───── Records for the task
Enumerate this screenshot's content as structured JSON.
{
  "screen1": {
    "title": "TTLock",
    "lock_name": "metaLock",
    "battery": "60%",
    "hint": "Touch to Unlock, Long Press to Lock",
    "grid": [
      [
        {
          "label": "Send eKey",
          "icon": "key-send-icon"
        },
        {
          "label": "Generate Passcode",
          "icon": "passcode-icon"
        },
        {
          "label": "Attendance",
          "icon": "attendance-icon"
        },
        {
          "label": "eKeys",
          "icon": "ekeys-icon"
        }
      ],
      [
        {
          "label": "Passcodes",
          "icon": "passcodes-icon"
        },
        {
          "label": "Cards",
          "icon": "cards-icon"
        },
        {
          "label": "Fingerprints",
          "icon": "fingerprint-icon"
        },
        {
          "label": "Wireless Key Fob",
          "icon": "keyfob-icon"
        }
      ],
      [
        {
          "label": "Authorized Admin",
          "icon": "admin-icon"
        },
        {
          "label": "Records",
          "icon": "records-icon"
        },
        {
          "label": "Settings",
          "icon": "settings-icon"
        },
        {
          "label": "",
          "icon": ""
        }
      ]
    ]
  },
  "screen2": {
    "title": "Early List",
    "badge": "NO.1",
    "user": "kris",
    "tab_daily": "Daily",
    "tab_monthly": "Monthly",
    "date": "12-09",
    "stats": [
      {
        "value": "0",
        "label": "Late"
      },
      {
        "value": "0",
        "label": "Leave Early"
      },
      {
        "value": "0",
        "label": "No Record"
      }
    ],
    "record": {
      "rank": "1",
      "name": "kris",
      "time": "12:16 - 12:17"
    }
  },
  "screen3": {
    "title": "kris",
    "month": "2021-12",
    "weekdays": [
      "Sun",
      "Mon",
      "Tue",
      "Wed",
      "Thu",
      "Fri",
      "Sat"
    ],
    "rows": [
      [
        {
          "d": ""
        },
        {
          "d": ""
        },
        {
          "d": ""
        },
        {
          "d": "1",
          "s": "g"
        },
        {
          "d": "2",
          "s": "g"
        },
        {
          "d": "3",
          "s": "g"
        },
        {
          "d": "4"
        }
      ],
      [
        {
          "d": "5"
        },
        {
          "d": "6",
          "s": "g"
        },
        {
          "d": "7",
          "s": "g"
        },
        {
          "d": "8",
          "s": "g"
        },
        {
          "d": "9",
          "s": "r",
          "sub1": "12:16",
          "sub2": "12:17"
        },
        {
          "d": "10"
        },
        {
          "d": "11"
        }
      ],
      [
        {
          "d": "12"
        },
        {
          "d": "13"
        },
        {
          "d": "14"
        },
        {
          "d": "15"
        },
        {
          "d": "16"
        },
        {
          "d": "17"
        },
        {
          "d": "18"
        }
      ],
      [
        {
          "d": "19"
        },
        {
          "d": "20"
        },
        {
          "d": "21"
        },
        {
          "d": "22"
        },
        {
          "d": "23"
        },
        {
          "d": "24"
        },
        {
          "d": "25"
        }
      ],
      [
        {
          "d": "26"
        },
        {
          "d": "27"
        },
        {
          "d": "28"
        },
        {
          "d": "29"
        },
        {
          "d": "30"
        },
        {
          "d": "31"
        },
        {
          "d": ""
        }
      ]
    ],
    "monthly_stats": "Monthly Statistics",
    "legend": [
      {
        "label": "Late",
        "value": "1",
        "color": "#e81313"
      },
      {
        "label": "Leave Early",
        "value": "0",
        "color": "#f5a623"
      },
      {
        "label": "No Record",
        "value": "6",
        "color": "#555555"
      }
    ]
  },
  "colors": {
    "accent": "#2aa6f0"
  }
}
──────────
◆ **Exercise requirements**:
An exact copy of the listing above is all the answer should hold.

◆ **Reply**:
Enumerate this screenshot's content as structured JSON.
{
  "screen1": {
    "title": "TTLock",
    "lock_name": "metaLock",
    "battery": "60%",
    "hint": "Touch to Unlock, Long Press to Lock",
    "grid": [
      [
        {
          "label": "Send eKey",
          "icon": "key-send-icon"
        },
        {
          "label": "Generate Passcode",
          "icon": "passcode-icon"
        },
        {
          "label": "Attendance",
          "icon": "attendance-icon"
        },
        {
          "label": "eKeys",
          "icon": "ekeys-icon"
        }
      ],
      [
        {
          "label": "Passcodes",
          "icon": "passcodes-icon"
        },
        {
          "label": "Cards",
          "icon": "cards-icon"
        },
        {
          "label": "Fingerprints",
          "icon": "fingerprint-icon"
        },
        {
          "label": "Wireless Key Fob",
          "icon": "keyfob-icon"
        }
      ],
      [
        {
          "label": "Authorized Admin",
          "icon": "admin-icon"
        },
        {
          "label": "Records",
          "icon": "records-icon"
        },
        {
          "label": "Settings",
          "icon": "settings-icon"
        },
        {
          "label": "",
          "icon": ""
        }
      ]
    ]
  },
  "screen2": {
    "title": "Early List",
    "badge": "NO.1",
    "user": "kris",
    "tab_daily": "Daily",
    "tab_monthly": "Monthly",
    "date": "12-09",
    "stats": [
      {
        "value": "0",
        "label": "Late"
      },
      {
        "value": "0",
        "label": "Leave Early"
      },
      {
        "value": "0",
        "label": "No Record"
      }
    ],
    "record": {
      "rank": "1",
      "name": "kris",
      "time": "12:16 - 12:17"
    }
  },
  "screen3": {
    "title": "kris",
    "month": "2021-12",
    "weekdays": [
      "Sun",
      "Mon",
      "Tue",
      "Wed",
      "Thu",
      "Fri",
      "Sat"
    ],
    "rows": [
      [
        {
          "d": ""
        },
        {
          "d": ""
        },
        {
          "d": ""
        },
        {
          "d": "1",
          "s": "g"
        },
        {
          "d": "2",
          "s": "g"
        },
        {
          "d": "3",
          "s": "g"
        },
        {
          "d": "4"
        }
      ],
      [
        {
          "d": "5"
        },
        {
          "d": "6",
          "s": "g"
        },
        {
          "d": "7",
          "s": "g"
        },
        {
          "d": "8",
          "s": "g"
        },
        {
          "d": "9",
          "s": "r",
          "sub1": "12:16",
          "sub2": "12:17"
        },
        {
          "d": "10"
        },
        {
          "d": "11"
        }
      ],
      [
        {
          "d": "12"
        },
        {
          "d": "13"
        },
        {
          "d": "14"
        },
        {
          "d": "15"
        },
        {
          "d": "16"
        },
        {
          "d": "17"
        },
        {
          "d": "18"
        }
      ],
      [
        {
          "d": "19"
        },
        {
          "d": "20"
        },
        {
          "d": "21"
        },
        {
          "d": "22"
        },
        {
          "d": "23"
        },
        {
          "d": "24"
        },
        {
          "d": "25"
        }
      ],
      [
        {
          "d": "26"
        },
        {
          "d": "27"
        },
        {
          "d": "28"
        },
        {
          "d": "29"
        },
        {
          "d": "30"
        },
        {
          "d": "31"
        },
        {
          "d": ""
        }
      ]
    ],
    "monthly_stats": "Monthly Statistics",
    "legend": [
      {
        "label": "Late",
        "value": "1",
        "color": "#e81313"
      },
      {
        "label": "Leave Early",
        "value": "0",
        "color": "#f5a623"
      },
      {
        "label": "No Record",
        "value": "6",
        "color": "#555555"
      }
    ]
  },
  "colors": {
    "accent": "#2aa6f0"
  }
}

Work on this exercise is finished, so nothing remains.